The allure of industry awards is strong. Winning, or even being named a finalist, provides fodder for the marketing machine. Pulling together elements of an entry reminds staff to review and refresh competitive differentiation and core messages. Asking for entry fee approval stimulates creative appeals to the corporate ego.
But it is so easy to screw up when a firm's carefully crafted entry comes up against the arbiters of award worthiness: the judges.
I've sat on the judge’s bench at least two dozen times, judging everything from journalism awards (for the Society of Professional Journalists) to software awards (for the Software and Information Industry Association). Yet there are ways to undermine award entries that cut across industries and categories.
Just look at education technology software and app awards, as one specific example. I have been a first-round judge for one of the longest-running and most prestigious competitions. And what companies manage to do in their efforts to avoid winning can easily be generalized to more than one contest.
If you or your firm would like to waste award entry money, you can do so very efficiently. Just follow these three easy steps:
1. Don’t correctly list the product name in the entry. In a connected world, assume that the judges are going to go to your company’s website to get some background information on your entry. (Especially in a competition for products that were supposed to be available in the previous calendar year.) Yet several entries I've judged were listed with a product name that clearly matched no single product on the entering companies' websites.
In one case, when I did find the name used on the entry form, it was inside a headline in a product description. I figured that was the right product. But I was corrected by the company itself and told that wasn’t what they entered--their own web page was in error.
In a second case, I had a trifecta: A company exec, the company’s website, and the company’s award entry all disagreed on what products made up a “suite” that had been entered. Any customer wanting to buy that suite, should it have made the final award ballot (I don't recall if it did), was likely guaranteed a sour experience.
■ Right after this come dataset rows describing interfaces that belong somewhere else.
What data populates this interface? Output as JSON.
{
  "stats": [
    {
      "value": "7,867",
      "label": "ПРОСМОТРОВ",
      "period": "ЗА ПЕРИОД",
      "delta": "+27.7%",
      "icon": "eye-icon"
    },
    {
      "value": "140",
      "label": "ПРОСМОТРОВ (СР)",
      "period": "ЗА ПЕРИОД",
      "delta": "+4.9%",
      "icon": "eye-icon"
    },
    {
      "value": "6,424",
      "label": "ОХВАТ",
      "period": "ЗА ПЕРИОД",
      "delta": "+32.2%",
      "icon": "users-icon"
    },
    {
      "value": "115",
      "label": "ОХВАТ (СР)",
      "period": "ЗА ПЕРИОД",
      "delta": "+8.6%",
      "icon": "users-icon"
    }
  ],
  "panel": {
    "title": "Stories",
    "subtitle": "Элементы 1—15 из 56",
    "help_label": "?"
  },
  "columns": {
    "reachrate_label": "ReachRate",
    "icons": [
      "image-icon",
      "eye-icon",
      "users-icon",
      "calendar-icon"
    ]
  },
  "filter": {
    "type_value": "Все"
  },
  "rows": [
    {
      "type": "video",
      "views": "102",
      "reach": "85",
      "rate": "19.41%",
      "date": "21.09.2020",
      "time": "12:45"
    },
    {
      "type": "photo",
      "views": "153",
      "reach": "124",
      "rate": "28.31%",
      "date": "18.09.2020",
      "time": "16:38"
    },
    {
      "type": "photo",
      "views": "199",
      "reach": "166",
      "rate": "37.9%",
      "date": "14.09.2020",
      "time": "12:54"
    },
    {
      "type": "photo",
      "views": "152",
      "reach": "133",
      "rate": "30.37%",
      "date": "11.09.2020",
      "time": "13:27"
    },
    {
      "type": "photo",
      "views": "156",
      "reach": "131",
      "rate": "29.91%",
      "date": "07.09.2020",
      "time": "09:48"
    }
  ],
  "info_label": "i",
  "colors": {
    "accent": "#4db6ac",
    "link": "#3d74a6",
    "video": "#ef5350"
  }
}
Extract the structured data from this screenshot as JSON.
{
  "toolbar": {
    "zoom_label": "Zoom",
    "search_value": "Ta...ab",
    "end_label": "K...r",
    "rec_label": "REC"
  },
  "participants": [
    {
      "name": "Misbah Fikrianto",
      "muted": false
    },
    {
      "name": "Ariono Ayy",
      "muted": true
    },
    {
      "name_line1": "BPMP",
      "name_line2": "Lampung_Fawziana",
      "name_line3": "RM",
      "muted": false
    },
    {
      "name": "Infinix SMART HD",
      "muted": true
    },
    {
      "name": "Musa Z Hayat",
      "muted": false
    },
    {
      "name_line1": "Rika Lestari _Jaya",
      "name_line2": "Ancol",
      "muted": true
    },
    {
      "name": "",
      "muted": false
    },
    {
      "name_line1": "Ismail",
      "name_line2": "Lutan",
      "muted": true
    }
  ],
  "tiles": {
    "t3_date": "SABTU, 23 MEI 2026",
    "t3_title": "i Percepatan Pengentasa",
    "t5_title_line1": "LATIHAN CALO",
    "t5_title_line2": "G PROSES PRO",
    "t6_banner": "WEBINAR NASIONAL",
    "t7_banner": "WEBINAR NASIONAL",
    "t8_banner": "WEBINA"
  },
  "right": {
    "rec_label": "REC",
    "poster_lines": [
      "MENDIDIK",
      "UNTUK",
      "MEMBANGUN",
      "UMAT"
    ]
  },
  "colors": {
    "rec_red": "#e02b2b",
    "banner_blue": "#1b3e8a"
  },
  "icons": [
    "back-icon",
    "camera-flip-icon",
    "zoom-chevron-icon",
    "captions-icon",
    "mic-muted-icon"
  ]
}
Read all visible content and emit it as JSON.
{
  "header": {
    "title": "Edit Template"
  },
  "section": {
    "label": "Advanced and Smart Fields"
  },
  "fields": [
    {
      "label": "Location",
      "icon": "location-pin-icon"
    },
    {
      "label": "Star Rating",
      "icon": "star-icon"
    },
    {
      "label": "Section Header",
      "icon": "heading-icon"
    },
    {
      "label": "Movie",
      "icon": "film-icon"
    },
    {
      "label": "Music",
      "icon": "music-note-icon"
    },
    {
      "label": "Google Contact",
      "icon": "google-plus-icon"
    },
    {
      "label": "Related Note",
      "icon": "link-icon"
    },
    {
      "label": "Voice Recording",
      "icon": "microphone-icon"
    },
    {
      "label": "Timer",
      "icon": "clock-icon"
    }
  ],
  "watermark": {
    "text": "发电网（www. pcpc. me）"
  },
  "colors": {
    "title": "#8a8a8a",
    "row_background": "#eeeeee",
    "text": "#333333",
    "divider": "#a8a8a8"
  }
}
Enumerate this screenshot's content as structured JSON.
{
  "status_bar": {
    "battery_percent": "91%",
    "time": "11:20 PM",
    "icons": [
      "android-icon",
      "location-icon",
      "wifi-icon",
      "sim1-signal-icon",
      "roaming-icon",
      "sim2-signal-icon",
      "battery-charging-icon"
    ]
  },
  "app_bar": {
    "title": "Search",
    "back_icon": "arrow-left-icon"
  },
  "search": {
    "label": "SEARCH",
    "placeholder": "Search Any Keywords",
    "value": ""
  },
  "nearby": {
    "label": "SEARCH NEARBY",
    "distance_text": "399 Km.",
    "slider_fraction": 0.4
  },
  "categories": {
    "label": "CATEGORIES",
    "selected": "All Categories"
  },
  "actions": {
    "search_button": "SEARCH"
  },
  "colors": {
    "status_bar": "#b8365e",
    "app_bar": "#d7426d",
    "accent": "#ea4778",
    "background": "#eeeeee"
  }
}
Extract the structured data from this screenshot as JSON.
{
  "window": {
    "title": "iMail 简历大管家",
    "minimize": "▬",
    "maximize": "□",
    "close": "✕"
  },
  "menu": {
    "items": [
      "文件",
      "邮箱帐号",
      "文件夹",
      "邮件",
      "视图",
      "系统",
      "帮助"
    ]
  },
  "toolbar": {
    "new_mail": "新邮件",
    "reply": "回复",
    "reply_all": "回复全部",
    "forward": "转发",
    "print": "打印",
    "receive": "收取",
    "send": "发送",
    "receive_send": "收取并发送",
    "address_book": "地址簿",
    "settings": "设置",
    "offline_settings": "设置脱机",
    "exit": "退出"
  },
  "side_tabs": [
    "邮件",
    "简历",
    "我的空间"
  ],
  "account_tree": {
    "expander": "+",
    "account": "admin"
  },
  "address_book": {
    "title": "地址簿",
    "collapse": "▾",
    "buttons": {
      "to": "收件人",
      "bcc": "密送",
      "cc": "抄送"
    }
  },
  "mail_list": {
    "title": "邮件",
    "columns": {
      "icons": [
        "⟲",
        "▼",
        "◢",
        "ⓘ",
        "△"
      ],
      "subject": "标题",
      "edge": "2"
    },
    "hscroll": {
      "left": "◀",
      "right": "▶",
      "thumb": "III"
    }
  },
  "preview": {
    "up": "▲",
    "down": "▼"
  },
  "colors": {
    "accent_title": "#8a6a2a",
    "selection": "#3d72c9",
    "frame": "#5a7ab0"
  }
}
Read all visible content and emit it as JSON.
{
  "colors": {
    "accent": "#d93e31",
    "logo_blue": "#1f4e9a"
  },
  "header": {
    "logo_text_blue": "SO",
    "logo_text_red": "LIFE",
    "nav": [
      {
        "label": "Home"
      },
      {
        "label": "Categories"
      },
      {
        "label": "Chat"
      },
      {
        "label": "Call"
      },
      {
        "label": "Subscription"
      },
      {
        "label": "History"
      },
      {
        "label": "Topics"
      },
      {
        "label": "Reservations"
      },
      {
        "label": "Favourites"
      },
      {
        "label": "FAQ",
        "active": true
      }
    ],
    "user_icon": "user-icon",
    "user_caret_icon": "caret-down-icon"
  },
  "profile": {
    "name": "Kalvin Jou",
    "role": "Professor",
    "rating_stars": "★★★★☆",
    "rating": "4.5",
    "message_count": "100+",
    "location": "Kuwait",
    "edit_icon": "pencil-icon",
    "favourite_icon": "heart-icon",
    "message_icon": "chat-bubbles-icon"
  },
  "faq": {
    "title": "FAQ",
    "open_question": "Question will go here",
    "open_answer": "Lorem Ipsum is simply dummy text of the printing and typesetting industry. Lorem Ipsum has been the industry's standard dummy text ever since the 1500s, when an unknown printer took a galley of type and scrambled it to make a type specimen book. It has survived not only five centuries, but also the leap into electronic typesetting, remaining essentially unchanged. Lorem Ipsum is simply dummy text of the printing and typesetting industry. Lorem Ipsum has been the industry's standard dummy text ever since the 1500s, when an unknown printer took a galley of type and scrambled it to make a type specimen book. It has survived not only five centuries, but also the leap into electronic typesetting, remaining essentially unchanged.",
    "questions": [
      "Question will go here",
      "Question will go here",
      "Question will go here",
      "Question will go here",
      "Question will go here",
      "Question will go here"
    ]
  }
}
No company should force a judge to figure out what the entrant meant to enter.
2. Don’t offer a complete customer experience. If your product has different user experiences for administrators, teachers and students (or different modes for authors/creators and users) and you do a guided demo for judges due to its complex nature, don’t just show one mode. For the product to be judged properly, you should show the experience for both administrator/teachers and for students (or how something is created, and then how it’s used).
This seems like a no-brainer. Yet three times in one award competition I saw only part of a product because, I suppose, the company thought it was the most impressive. That would have been fine, if they’d just entered part of a product.
It’s like being asked to issue a full report on the moon but only being shown the side that always faces the Earth.
3. Make your judging material confusing. One company, a major, well-known software developer, kindly provided me with a log-in to its web-based product and a reviewer’s guide. But the thoughtful, detailed steps in the guide didn't match what was actually possible once I logged in. As a matter of fact, all of the demonstration content in the reviewer’s guide was nowhere to be found in the web product; I had to approximate it. All that was missing after I logged in was a splash screen that read, “Imagine if you will….”
Providing a reviewer's guide? Use it yourself before offering it to verify the product and the instructions are still in sync.
In each of the above cases I was able to figure out, to the best of my ability, what had actually been entered, how it might work if I had access to the full product, and what steps to take to see the key features. Barely. Though it also raised the question of whether all judges would be as patient and diligent (I hoped so), or just move on to the next entry (I expected so).
Still, if winning awards has marketing value--and that is, presumably, the major reason companies enter these competitions--dropping the ball when judging begins is akin to dropping the entry cash into a very deep porcelain fixture with blue water at the bottom.
If you’re a marketing or other company exec wondering why your firm never wins any award competitions it enters, I suggest first looking at what you provide the judges after you fill out the entry form, assemble the entry, and cut the check.
Sure, you can’t win if you don’t enter. But you also can’t win if don’t pay attention to what you do after you enter, either.
This post was originally published by Frank Catalano (@FrankCatalano) on LinkedIn. He is an independent tech and edtech industry consultant, author and veteran analyst of digital education and consumer technologies. His regular GeekWire columns take a practical nerd’s approach to tech, and he's an EdSurge contributor.